Geneva (AsiaNews) - Riyadh has signed a letter sent to the United Nations, expressing support for China's repressive policies towards the Uyghur Muslim minority in the Xinjinag region in the west of the country. Along with Saudi Arabia, guardian of the holy places of Islam, there are 36 other states including Russia and the Philippines.
According to a Reuters report, unlike the criticisms of many Western nations, Saudi Arabia, cradle of Islam and birthplace of Muhammad, endorses the repressive policies of China towards the domestic Muslim community. Support for Beijing is a response to the earlier condemnation of 22 ambassadors to the UN Human Rights Council, for "persecution" and "arbitrary detention" of millions of Muslims.
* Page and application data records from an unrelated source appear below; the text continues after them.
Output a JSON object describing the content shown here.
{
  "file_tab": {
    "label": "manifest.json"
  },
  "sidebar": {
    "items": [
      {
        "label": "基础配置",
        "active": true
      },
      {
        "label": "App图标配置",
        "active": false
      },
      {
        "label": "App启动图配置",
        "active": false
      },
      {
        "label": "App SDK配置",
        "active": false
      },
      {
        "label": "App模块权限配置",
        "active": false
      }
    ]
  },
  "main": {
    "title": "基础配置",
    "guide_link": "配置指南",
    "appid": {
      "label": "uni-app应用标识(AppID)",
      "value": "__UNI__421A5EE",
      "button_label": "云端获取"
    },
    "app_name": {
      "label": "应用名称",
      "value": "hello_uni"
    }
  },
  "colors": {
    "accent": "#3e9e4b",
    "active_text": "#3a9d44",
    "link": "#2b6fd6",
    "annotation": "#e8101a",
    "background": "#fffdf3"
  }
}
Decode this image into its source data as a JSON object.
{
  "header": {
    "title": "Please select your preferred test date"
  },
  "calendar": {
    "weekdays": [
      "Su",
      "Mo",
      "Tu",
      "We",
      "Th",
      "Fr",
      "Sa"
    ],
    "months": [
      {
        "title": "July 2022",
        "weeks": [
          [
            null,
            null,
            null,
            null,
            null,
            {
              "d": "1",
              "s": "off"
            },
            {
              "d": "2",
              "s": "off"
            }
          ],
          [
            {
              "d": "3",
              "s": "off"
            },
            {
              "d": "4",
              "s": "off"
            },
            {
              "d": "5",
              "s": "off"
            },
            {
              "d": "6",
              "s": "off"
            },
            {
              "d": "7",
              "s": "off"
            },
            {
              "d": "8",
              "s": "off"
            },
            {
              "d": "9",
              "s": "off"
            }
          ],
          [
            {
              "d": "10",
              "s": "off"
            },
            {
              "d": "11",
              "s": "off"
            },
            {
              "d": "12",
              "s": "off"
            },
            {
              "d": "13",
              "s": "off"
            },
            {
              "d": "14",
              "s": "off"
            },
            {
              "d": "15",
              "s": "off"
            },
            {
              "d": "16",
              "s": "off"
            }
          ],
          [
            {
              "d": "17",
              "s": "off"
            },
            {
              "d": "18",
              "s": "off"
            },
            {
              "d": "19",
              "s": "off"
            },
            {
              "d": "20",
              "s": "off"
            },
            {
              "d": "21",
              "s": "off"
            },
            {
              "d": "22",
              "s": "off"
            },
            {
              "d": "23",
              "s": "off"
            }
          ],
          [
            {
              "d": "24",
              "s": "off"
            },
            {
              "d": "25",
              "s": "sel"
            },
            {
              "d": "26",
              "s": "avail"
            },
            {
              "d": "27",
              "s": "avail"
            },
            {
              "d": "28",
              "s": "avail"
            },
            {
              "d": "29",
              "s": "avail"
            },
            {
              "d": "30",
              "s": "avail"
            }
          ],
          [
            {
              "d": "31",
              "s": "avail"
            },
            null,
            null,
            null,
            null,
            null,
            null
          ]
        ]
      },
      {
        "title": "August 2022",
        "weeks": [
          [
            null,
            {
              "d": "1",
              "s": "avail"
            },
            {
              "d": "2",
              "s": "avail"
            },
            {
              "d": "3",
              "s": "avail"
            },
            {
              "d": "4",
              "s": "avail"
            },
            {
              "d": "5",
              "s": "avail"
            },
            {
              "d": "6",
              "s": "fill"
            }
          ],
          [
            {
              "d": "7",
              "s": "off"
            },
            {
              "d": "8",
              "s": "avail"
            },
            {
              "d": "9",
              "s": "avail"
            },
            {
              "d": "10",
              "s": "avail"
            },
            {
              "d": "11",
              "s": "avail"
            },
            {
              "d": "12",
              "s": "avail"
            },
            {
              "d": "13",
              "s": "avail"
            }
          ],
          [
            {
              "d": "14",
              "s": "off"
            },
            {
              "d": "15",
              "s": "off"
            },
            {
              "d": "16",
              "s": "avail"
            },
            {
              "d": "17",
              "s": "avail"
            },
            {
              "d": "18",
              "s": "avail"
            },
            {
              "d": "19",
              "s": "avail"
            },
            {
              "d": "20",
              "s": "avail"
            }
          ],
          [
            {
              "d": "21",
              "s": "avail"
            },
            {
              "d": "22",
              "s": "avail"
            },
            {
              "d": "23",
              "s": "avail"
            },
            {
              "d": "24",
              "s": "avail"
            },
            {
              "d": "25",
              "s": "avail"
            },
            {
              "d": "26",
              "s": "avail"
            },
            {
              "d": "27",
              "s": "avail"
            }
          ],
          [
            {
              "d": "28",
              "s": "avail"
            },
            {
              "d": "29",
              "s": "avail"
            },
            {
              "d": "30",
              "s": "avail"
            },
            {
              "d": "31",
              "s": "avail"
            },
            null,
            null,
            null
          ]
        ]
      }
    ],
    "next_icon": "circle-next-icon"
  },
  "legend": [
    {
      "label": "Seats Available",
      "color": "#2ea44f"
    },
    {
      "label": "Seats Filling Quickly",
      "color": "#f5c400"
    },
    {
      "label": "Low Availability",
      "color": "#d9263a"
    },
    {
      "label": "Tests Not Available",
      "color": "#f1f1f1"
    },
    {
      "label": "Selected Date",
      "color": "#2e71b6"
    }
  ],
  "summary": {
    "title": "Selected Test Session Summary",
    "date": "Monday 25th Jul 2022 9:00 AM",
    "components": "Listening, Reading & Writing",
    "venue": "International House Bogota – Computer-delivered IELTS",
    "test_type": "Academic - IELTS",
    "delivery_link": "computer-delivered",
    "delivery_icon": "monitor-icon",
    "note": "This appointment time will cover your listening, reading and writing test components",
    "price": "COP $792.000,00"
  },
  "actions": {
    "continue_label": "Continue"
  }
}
In the Beijing support letter signed by Riyadh, China's "remarkable progress" in the field of human rights is praised. "In the face of the serious challenges of terrorism and extremism - the letter reads - China has taken a series of anti-terrorism and de-radicalization measures in Xinjinag, including the setting up of educational and vocational training centers ".
The Uyghurs, a Turkic ethnic group living in Xinjiang, have been demanding greater political and economic autonomy for decades, but Beijing accuses them of separatism and terrorism, justifying a harsh policy of military control. A BBC study has revealed that hundreds of children have been separated from their parents in an attempt to remove their ethnic-religious roots. Beijing defends itself by saying that these camps are instead a place of professional training for the confined population.
Recently the Chinese leadership has tightened its grip, razing historic buildings in the region. In the last two years, mosques have also been affected, removing some parts such as gates or domes, or demolishing the entire structure. A policy of repression that applies to Islam, as well as to other main religions, especially Christianity, aimed at "synicizing" worship.
Even in the past, profound divisions emerged among the Muslim-majority nations with reference to Chinese policies towards the Uyghurs. The letter sent to the United Nations praises the return of security in Xinjiaang and the "safeguarding" of the fundamental human rights of all ethnic groups, including Muslims. Lastly, the letter recalls that in the last three years there have been no terrorist attacks in the region and people can benefit from a renewed climate of happiness, trust and security.
In addition to Saudi Arabia and Russia, the pro-China letter was signed by the ambassadors of various African nations, North Korea, Venezuela, Cuba, Myanmar, the Philippines, Syria, Pakistan, Oman, Kuwait, Qatar, and the Arab Emirates United (UAE) and Bahrain. The latter represent the blockade of the Gulf States and are by far the largest Muslim nation.
Beijing, through its representative to the UN, expressed appreciation and gratitude for the support received from the signatory countries.